Environmentally friendly fun

For a change I had a nice relaxing afternoon in the local watering hole over the weekend. I was disappointed that the red team beat the blue team but consoled myself with more golden nectar and once the fusball was over some car chat. Everything was going brilliantly until someone brought up the topic of hybrid and electric cars. Being seen as something of a quasi expert (within my group of drinking buddies anyway) on all things motoring everyone turned to me for my input and bluntly asked whether or not I would spend my hard earned cash on an environmentally friendly car.

A few months ago the response would have been a resounding no. With the exception of the Honda CRZ no car with a battery in it has really floated my boat. I may be getting older, greyer and more responsible but for me a car still has to have a bit of get up and go for those rare moments when you round the bend of your favourite stretch of road to find it empty. However my ideas have been changed recently by three cars.

 

Porsche 918 Hybrid Spyder


 

Recent talk of Porsche shoehorning diesel engines into their line up may be akin to blasphemy but a plug in hybrid – that’s like digging up Jesus, urinating on his corpse while reciting satanic verses. Thankfully the purveyors of the finest sports cars have not gone all greenie on us though as the limited edition 918 RSR will feature a 500bhp V8. For most manufacturers that would be enough but instead Porsche see fit to also outfit the car with a pair of electric motors, one for each axle, producing a combined 218bhp. For those not good at maths that is a combined seven hundred and eighteen horsepower which sounds more like it.

Performance is expected to be phenomenal with the benchmark 0-100kph completed in a shade over 3 seconds with a top speed of 320kph (199mph). Add in a fuel economy of 3L/100 km, CO2 emissions of 70 g/km (Tax Band A) and an electric only top speed of 151kph and things certainly seem interesting. Shame about the projected €645,000 excluding taxes price tag though.

 

Jaguar CX-75


 

The CX-75 may not be getting the turbine engines that it was shown with at the Paris Motor Show but that does not make recent confirmation of its production any less interesting. A tie up with the Williams F1 team will see the stylish supercar outfitted with a Formula One engine alongside its two electric motors. Unfortunately it will be next seasons F1 engine meaning it will not be an all singing – all dancing V8 but instead turbocharged 1.6 litre four pot. Yes that’s right Jaguars first foray in the supercar market since the XJ220 will have the same size engine as a MINI Cooper.

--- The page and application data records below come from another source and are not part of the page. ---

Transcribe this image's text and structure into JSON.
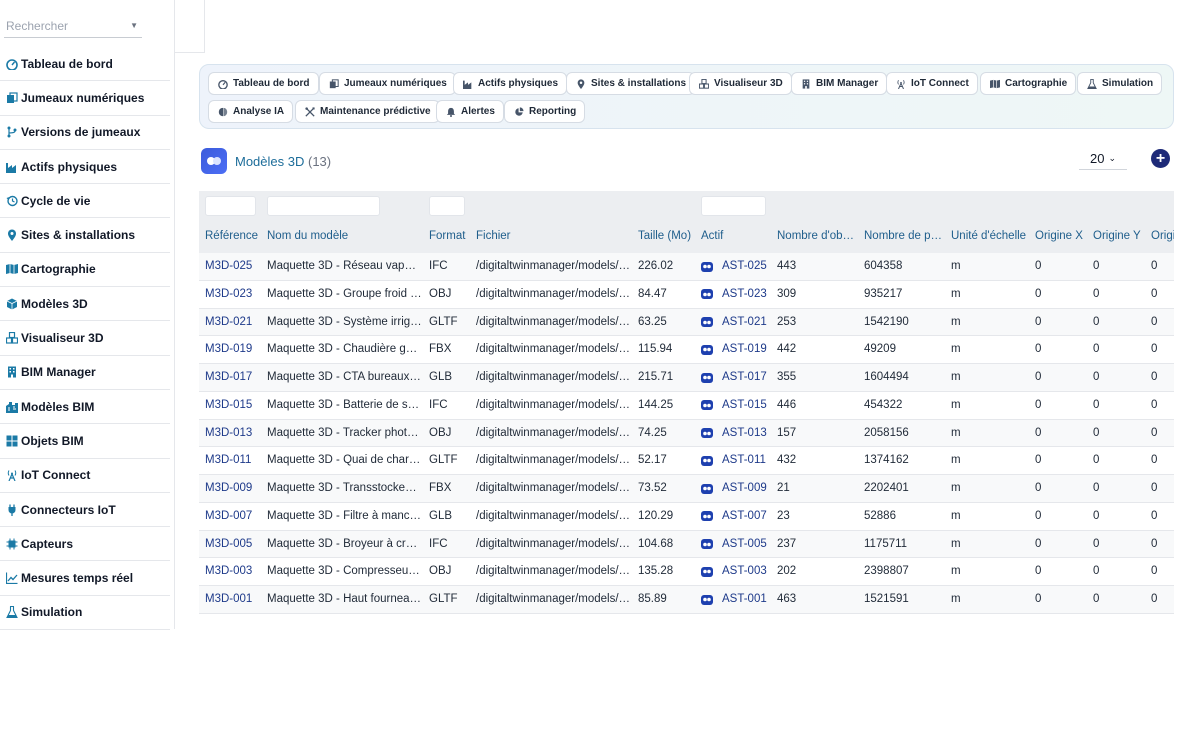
{
  "search": {
    "placeholder": "Rechercher"
  },
  "sidebar": {
    "items": [
      {
        "label": "Tableau de bord",
        "icon": "dashboard-icon"
      },
      {
        "label": "Jumeaux numériques",
        "icon": "copy-icon"
      },
      {
        "label": "Versions de jumeaux",
        "icon": "branch-icon"
      },
      {
        "label": "Actifs physiques",
        "icon": "industry-icon"
      },
      {
        "label": "Cycle de vie",
        "icon": "history-icon"
      },
      {
        "label": "Sites & installations",
        "icon": "location-pin-icon"
      },
      {
        "label": "Cartographie",
        "icon": "map-icon"
      },
      {
        "label": "Modèles 3D",
        "icon": "cube-icon"
      },
      {
        "label": "Visualiseur 3D",
        "icon": "cubes-icon"
      },
      {
        "label": "BIM Manager",
        "icon": "building-icon"
      },
      {
        "label": "Modèles BIM",
        "icon": "city-icon"
      },
      {
        "label": "Objets BIM",
        "icon": "grid-icon"
      },
      {
        "label": "IoT Connect",
        "icon": "broadcast-icon"
      },
      {
        "label": "Connecteurs IoT",
        "icon": "plug-icon"
      },
      {
        "label": "Capteurs",
        "icon": "chip-icon"
      },
      {
        "label": "Mesures temps réel",
        "icon": "line-chart-icon"
      },
      {
        "label": "Simulation",
        "icon": "flask-icon"
      }
    ]
  },
  "toolbar": {
    "chips": [
      {
        "label": "Tableau de bord",
        "icon": "dashboard-icon"
      },
      {
        "label": "Jumeaux numériques",
        "icon": "copy-icon"
      },
      {
        "label": "Actifs physiques",
        "icon": "industry-icon"
      },
      {
        "label": "Sites & installations",
        "icon": "location-pin-icon"
      },
      {
        "label": "Visualiseur 3D",
        "icon": "cubes-icon"
      },
      {
        "label": "BIM Manager",
        "icon": "building-icon"
      },
      {
        "label": "IoT Connect",
        "icon": "broadcast-icon"
      },
      {
        "label": "Cartographie",
        "icon": "map-icon"
      },
      {
        "label": "Simulation",
        "icon": "flask-icon"
      },
      {
        "label": "Analyse IA",
        "icon": "brain-icon"
      },
      {
        "label": "Maintenance prédictive",
        "icon": "tools-icon"
      },
      {
        "label": "Alertes",
        "icon": "bell-icon"
      },
      {
        "label": "Reporting",
        "icon": "pie-chart-icon"
      }
    ]
  },
  "header": {
    "title": "Modèles 3D",
    "count": "(13)",
    "page_size": "20",
    "add_label": "+"
  },
  "table": {
    "columns": [
      "Référence",
      "Nom du modèle",
      "Format",
      "Fichier",
      "Taille (Mo)",
      "Actif",
      "Nombre d'ob…",
      "Nombre de p…",
      "Unité d'échelle",
      "Origine X",
      "Origine Y",
      "Origi"
    ],
    "rows": [
      [
        "M3D-025",
        "Maquette 3D - Réseau vape…",
        "IFC",
        "/digitaltwinmanager/models/…",
        "226.02",
        "AST-025",
        "443",
        "604358",
        "m",
        "0",
        "0",
        "0"
      ],
      [
        "M3D-023",
        "Maquette 3D - Groupe froid …",
        "OBJ",
        "/digitaltwinmanager/models/…",
        "84.47",
        "AST-023",
        "309",
        "935217",
        "m",
        "0",
        "0",
        "0"
      ],
      [
        "M3D-021",
        "Maquette 3D - Système irrig…",
        "GLTF",
        "/digitaltwinmanager/models/…",
        "63.25",
        "AST-021",
        "253",
        "1542190",
        "m",
        "0",
        "0",
        "0"
      ],
      [
        "M3D-019",
        "Maquette 3D - Chaudière g…",
        "FBX",
        "/digitaltwinmanager/models/…",
        "115.94",
        "AST-019",
        "442",
        "49209",
        "m",
        "0",
        "0",
        "0"
      ],
      [
        "M3D-017",
        "Maquette 3D - CTA bureaux…",
        "GLB",
        "/digitaltwinmanager/models/…",
        "215.71",
        "AST-017",
        "355",
        "1604494",
        "m",
        "0",
        "0",
        "0"
      ],
      [
        "M3D-015",
        "Maquette 3D - Batterie de st…",
        "IFC",
        "/digitaltwinmanager/models/…",
        "144.25",
        "AST-015",
        "446",
        "454322",
        "m",
        "0",
        "0",
        "0"
      ],
      [
        "M3D-013",
        "Maquette 3D - Tracker phot…",
        "OBJ",
        "/digitaltwinmanager/models/…",
        "74.25",
        "AST-013",
        "157",
        "2058156",
        "m",
        "0",
        "0",
        "0"
      ],
      [
        "M3D-011",
        "Maquette 3D - Quai de char…",
        "GLTF",
        "/digitaltwinmanager/models/…",
        "52.17",
        "AST-011",
        "432",
        "1374162",
        "m",
        "0",
        "0",
        "0"
      ],
      [
        "M3D-009",
        "Maquette 3D - Transstockeu…",
        "FBX",
        "/digitaltwinmanager/models/…",
        "73.52",
        "AST-009",
        "21",
        "2202401",
        "m",
        "0",
        "0",
        "0"
      ],
      [
        "M3D-007",
        "Maquette 3D - Filtre à manc…",
        "GLB",
        "/digitaltwinmanager/models/…",
        "120.29",
        "AST-007",
        "23",
        "52886",
        "m",
        "0",
        "0",
        "0"
      ],
      [
        "M3D-005",
        "Maquette 3D - Broyeur à cr…",
        "IFC",
        "/digitaltwinmanager/models/…",
        "104.68",
        "AST-005",
        "237",
        "1175711",
        "m",
        "0",
        "0",
        "0"
      ],
      [
        "M3D-003",
        "Maquette 3D - Compresseu…",
        "OBJ",
        "/digitaltwinmanager/models/…",
        "135.28",
        "AST-003",
        "202",
        "2398807",
        "m",
        "0",
        "0",
        "0"
      ],
      [
        "M3D-001",
        "Maquette 3D - Haut fournea…",
        "GLTF",
        "/digitaltwinmanager/models/…",
        "85.89",
        "AST-001",
        "463",
        "1521591",
        "m",
        "0",
        "0",
        "0"
      ]
    ]
  },
  "colors": {
    "accent": "#1e2a78",
    "link": "#1e3a8a",
    "title": "#1d6d9a",
    "icon_teal": "#1b7aa6"
  }
}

However the Williams engine and electric motors are expected to produce circa 800bhp!

The 1350kg car will accelerate from 0-100kph in 3 seconds, will have a top speed on the good side of 322kph (200mph) and emit less than 99g/km (Tax Band A). Again it comes with a Euromillions price of between €900,000 – €1,000,000 but apparently the turbine engines will be added to a handful of cars.

 

Delta E4 Coupe


 

There is not much news on this one as it was only launched this morning but from the press release it looks interesting. Unfortunately I am too low down the motoring food chain to have joined the likes of Robert Llwellyn at the Silverstone launch but the E4 certainly has credentials. The team who built it are the guys who supplied all fifteen cars for the Grand Prix Masters series that saw the likes of Nigel Mansell, Ricardo Patrese and Emerson Fittipaldi battle it out at classic F1 circuits in 600bhp cars.

Unlike the Porsche and Jaguar the E4 Coupe is a completely electric car (EV) featuring four electric motors each producing 120bhp. With 600Nm of torque the all carbon coupe sprints from 0-100kph in under five seconds and has an estimated top speed of 241kph (150mph). Add in a Nissan Leaf shaming range of 320km (200 miles) and it seems Delta may be on to something.

It may be a while before hybrids and EV’s replace our reliance on petrol and diesel but at least cars such as these show that the move towards green cars does not necessarily mean we are going to miss out on a bit of fun during driving!